Before the Prince and others began a simple dish of dates and porridge as the families of the seven people killed by the attackers were remembered.

Prince Harry sits down for iftar, breaking of the fast during Ramadan at the Jamiyah Education Centre in Singapore. Picture by Tim Rooke/PA Wire

Prince Harry sits down for iftar, breaking of the fast during Ramadan at the Jamiyah Education Centre in Singapore.
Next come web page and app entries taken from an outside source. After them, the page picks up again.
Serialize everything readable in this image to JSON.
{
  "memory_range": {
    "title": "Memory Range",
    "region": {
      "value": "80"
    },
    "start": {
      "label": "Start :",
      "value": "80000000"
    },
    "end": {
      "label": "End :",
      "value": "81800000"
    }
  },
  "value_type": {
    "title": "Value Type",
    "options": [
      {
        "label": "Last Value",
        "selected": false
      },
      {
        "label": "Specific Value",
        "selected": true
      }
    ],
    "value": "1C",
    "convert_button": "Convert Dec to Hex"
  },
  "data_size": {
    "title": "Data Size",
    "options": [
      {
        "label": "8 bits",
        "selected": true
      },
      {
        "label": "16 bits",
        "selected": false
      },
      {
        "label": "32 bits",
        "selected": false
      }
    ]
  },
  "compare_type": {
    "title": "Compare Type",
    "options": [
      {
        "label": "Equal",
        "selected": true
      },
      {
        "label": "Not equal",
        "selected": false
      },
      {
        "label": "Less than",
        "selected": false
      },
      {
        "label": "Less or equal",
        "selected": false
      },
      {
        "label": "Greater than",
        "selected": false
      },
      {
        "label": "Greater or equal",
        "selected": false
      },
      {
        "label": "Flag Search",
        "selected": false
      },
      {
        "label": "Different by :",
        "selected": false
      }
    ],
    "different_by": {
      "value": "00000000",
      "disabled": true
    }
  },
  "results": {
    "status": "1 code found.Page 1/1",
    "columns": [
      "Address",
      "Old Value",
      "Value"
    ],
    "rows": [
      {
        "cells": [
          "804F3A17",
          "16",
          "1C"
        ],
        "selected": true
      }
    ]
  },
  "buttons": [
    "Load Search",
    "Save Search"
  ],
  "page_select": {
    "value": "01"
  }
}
Picture by Tim Rooke/PA Wire

Harry, who is on a two-day trip to Singapore, was visiting a community centre run by a Muslim-faith led voluntary welfare organisation called Jamiyah Singapore, which provides a range of services from help for recovering addicts to residential homes for young people.

Minutes before the sun went down and the call to prayer was made by an Islamic scholar, Muhammad Rafiuddin Ismail, secretary-general of Jamiyah, said: "Our thoughts go out to the families of the victims of the London terror attack last night."

Harry bowed his head as he began speaking and the secretary general added: "Let peace and harmony prevail in communities all over the world."

In a community hall Harry sat down with members of Singapore's Malay community who are mainly Muslim as the day's Ramadan fasting drew to a close.

A mufti, or Islamic scholar, made his plaintive call to prayer after the words of condolence were said and Harry bowed his head as a mark of respect as the call rang out.

His father, the Prince of Wales, has a keen in interest in Islamic culture, and other faiths, and has also promoted interfaith dialogue between religions.

Those gathered waited until 7.11pm - the moment the sun set - before the mufti completed the ceremony and the traditional iftar began - the evening meal eaten after the daily fast has ended.

The quiet room sprang to life with people talking and Harry reached for a date and popped into his mouth then licked his fingers.

A few minutes later he tucked in to a small bowl of porridge, known as bubur, as he sat at a table with other guests.

Dr Mohd Hasbi Abu Bakar, president of Jamiyah Singapore, said: "Ramadan is a time of reflection, for spending time with family and friends while giving support to those who are less fortunate.

"We are honoured that Prince Harry was able to join us for this iftar and to meet with the young people that are part of the Jamiyah Singapore community."

Earlier Harry was welcomed to the centre by a group of Malay drummers, in local dress, who beat out a rhythm on a traditional instrument called a kompang.

Girls threw flower petals on the ground for the prince to walk on as he made his way to an open-air demonstration of a martial art from the region known as Silat.

Harry, who is visiting Singapore to stage his fundraising Sentebale Polo Cup on Monday, watched as the youngsters demonstrated kicks, hand thrusts and throws.